There are two clear arguments in favour of corporate wellness programmes; the moral duty to look after people who create value for your company and the obvious fact that healthy and engaged staff will create more value. For now, let's focus on the second point as it is fair to say that most business leaders can agree with this.
When developing a corporate wellness strategy for companies, we look at two categories of objective markers:
Outcome goals are the end metrics you are aiming to affect with a programme of targeted interventions. Programme targets are markers you aim to hit within the programme that if achieved, will likely lead to the outcome goals being met.
To quantify the benefits of a corporate wellness programme, you need to know the metrics you are trying to move. If you want to reduce the cost of absenteeism, you first need the data on how many days are being lost. You then need to quantify the cost to the company in salary and lost productivity. At Tailored Fit, we created a free online calculator that does all the leg work for you.
Once you have these figures you can set a target to aim for. The next step is to decide what intervention(s) would prove most effective in reaching these goal. Approaching it in this way allows you to be scientific and ensure the intervention is having the desired effect.

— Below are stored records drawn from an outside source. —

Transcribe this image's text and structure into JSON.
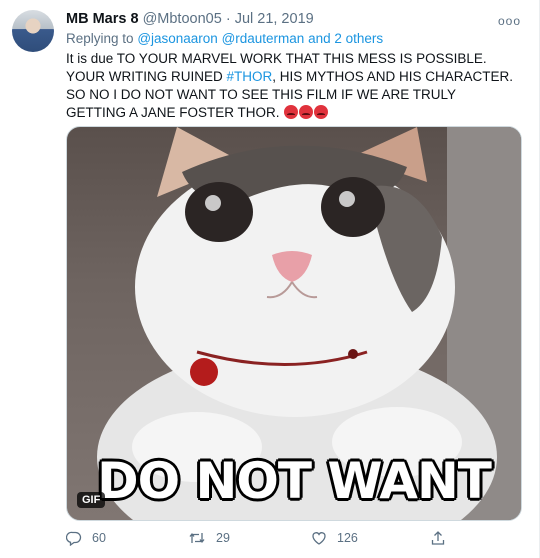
{
  "tweet": {
    "name": "MB Mars 8",
    "handle": "@Mbtoon05",
    "separator": "·",
    "date": "Jul 21, 2019",
    "more": "ooo",
    "reply_prefix": "Replying to",
    "reply_users": "@jasonaaron @rdauterman",
    "reply_and": "and",
    "reply_others": "2 others",
    "text_part1": "It is due TO YOUR MARVEL WORK THAT THIS MESS IS POSSIBLE. YOUR WRITING RUINED",
    "hashtag": "#THOR",
    "text_part2": ", HIS MYTHOS AND HIS CHARACTER. SO NO I DO NOT WANT TO SEE THIS FILM IF WE ARE TRULY GETTING A JANE FOSTER THOR.",
    "emojis": [
      "angry-face-icon",
      "angry-face-icon",
      "angry-face-icon"
    ]
  },
  "media": {
    "caption": "DO NOT WANT",
    "badge": "GIF"
  },
  "actions": {
    "replies": "60",
    "retweets": "29",
    "likes": "126"
  },
  "colors": {
    "link": "#1b95e0",
    "secondary": "#5b7083",
    "text": "#0f1419"
  }
}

Programme targets are the milestones you aim to achieve within the wellbeing strategy. They are what allow you to evaluate programme uptake vs programme effectiveness.
For example, you may bring in nutritional workshops to educate staff on healthy eating to prevent illness. Your outcome target may be to reduce absenteeism by 1 day per employee per year. To achieve this, your programme target may be to get 30% of staff involved in the intervention.

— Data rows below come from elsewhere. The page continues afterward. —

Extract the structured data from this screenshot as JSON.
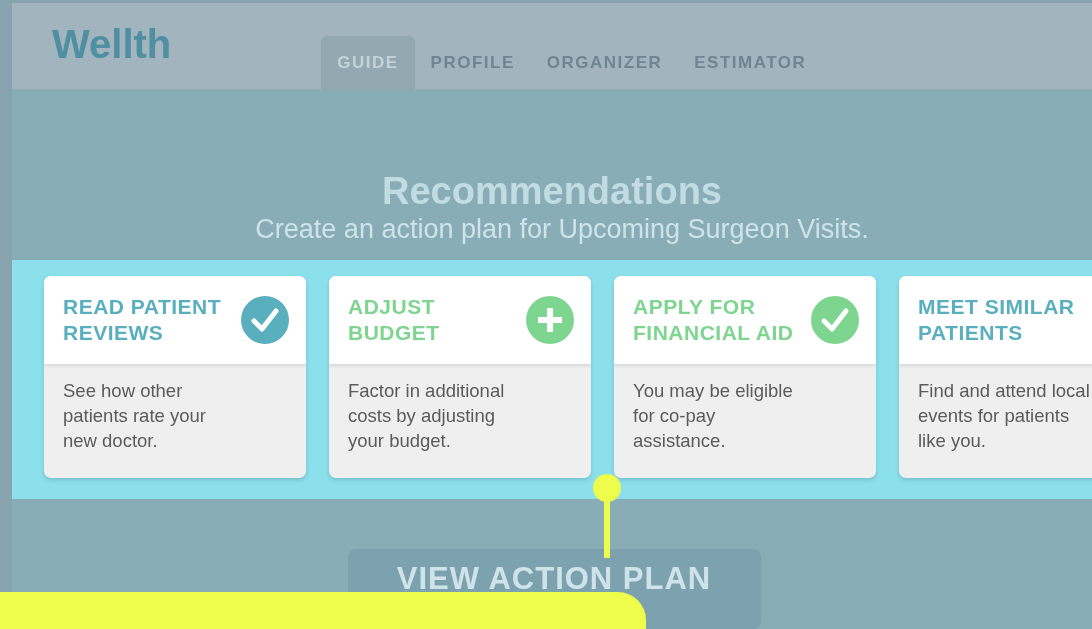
{
  "header": {
    "logo": "Wellth",
    "tabs": [
      {
        "label": "GUIDE",
        "selected": true
      },
      {
        "label": "PROFILE",
        "selected": false
      },
      {
        "label": "ORGANIZER",
        "selected": false
      },
      {
        "label": "ESTIMATOR",
        "selected": false
      }
    ]
  },
  "title": "Recommendations",
  "subtitle": "Create an action plan for Upcoming Surgeon Visits.",
  "cards": [
    {
      "title": "READ PATIENT REVIEWS",
      "text": "See how other patients rate your new doctor.",
      "kind": "check",
      "color": "#5aafbe"
    },
    {
      "title": "ADJUST BUDGET",
      "text": "Factor in additional costs by adjusting your budget.",
      "kind": "plus",
      "color": "#7dd58f"
    },
    {
      "title": "APPLY FOR FINANCIAL AID",
      "text": "You may be eligible for co-pay assistance.",
      "kind": "check",
      "color": "#7dd58f"
    },
    {
      "title": "MEET SIMILAR PATIENTS",
      "text": "Find and attend local events for patients like you.",
      "kind": "plain",
      "color": "#5aafbe"
    }
  ],
  "button": "VIEW ACTION PLAN"
}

If your actual outcome is a reduction by only 0.5 days, you may think the intervention was not as effective. Although, if the actual participation level was only 10%, it may well be the case that the intervention was very effective, but the internal comms for the promotion of the events were ineffective. This allows you to iterate and refine your strategy and at the same time produce a more accurate benefit:cost report, based on the actual participation levels in the wellness programme.
1. Health at Work 2017, FT.
Ben has spent the last 5 years honing his craft; specialising in executive health. He first gained experience working at The Broadgate Club, in Liverpool Street. There he worked alongside chiropractors and physios, while training clients in physical fitness and corrective exercise. in 2014 he left to start his own business further specialising in rehabilitation, working with city execs who were suffering the effects of sedentary work. In 2015, with an aim to increase his reach, Ben developed a corporate wellness offering. Working alongside nutrition and mental wellbeing professionals, he continued adapting and learning; creating a consultancy that focuses on both staff wellbeing and employee engagement.